### Exercise aim
Every line below that contains the word "icon" must be copied.
|---|
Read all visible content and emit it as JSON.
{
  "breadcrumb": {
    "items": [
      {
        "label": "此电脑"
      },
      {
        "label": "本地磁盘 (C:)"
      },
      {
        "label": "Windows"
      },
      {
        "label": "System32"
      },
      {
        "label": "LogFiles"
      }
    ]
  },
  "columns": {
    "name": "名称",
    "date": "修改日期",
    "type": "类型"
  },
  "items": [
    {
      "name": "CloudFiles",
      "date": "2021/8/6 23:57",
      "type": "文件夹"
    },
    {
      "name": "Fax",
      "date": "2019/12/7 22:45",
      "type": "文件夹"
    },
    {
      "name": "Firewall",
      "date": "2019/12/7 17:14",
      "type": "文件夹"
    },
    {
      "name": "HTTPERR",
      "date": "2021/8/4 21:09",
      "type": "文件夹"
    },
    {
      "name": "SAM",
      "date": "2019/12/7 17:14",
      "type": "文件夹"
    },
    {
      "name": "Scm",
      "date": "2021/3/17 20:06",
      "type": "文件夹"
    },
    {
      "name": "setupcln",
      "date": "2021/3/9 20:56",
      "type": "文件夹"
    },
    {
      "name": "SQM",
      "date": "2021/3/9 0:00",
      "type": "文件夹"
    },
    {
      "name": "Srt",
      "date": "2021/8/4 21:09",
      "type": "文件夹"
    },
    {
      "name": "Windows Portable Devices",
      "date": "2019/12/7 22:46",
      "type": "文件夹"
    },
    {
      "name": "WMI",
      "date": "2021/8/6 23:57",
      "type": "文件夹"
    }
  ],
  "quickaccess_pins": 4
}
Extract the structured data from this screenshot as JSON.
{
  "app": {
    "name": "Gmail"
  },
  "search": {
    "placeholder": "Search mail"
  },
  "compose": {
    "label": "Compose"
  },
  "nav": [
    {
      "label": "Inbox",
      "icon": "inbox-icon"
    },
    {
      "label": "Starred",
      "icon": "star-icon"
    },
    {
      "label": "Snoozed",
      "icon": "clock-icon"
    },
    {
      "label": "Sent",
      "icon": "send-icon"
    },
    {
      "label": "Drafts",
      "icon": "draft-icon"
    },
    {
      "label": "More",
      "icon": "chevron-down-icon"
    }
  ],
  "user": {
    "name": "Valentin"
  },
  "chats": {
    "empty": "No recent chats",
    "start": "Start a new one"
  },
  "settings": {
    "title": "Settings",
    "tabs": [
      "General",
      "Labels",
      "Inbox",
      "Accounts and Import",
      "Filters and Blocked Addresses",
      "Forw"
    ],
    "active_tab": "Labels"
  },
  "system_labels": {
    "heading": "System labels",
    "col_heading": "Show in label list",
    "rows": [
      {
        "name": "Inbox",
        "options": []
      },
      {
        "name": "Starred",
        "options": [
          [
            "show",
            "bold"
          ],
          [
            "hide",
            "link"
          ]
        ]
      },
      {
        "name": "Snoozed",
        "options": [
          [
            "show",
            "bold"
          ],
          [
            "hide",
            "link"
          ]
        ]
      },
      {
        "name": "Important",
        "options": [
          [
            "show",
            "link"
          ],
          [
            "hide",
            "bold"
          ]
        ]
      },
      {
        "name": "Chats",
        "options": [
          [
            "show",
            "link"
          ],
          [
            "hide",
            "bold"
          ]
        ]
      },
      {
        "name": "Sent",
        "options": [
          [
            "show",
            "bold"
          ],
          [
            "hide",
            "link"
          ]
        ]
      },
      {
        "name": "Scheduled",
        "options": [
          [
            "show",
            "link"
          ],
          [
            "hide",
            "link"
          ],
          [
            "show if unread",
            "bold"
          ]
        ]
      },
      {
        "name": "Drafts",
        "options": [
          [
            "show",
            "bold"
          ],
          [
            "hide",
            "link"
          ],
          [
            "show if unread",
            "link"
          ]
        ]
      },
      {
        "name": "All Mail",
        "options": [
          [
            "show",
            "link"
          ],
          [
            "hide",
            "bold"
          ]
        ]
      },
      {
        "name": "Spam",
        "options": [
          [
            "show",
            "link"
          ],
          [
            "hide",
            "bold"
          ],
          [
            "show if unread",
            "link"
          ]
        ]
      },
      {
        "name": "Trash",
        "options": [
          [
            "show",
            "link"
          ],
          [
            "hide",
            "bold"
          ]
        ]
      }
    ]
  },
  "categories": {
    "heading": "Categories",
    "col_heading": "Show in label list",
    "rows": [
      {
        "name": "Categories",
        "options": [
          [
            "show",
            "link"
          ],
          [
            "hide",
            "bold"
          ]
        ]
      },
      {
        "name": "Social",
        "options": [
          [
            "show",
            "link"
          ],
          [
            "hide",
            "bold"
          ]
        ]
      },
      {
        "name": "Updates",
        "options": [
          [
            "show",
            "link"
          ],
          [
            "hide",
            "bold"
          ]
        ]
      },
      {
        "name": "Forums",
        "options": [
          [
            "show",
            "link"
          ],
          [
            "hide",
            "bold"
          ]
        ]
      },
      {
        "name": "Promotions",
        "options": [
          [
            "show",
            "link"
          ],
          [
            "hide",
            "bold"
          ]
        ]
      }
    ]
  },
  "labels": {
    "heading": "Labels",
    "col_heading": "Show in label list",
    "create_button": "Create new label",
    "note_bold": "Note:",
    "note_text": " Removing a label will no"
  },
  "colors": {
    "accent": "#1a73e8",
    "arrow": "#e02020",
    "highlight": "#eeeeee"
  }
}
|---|
### Response area
      "icon": "inbox-icon"
      "icon": "star-icon"
      "icon": "clock-icon"
      "icon": "send-icon"
      "icon": "draft-icon"
      "icon": "chevron-down-icon"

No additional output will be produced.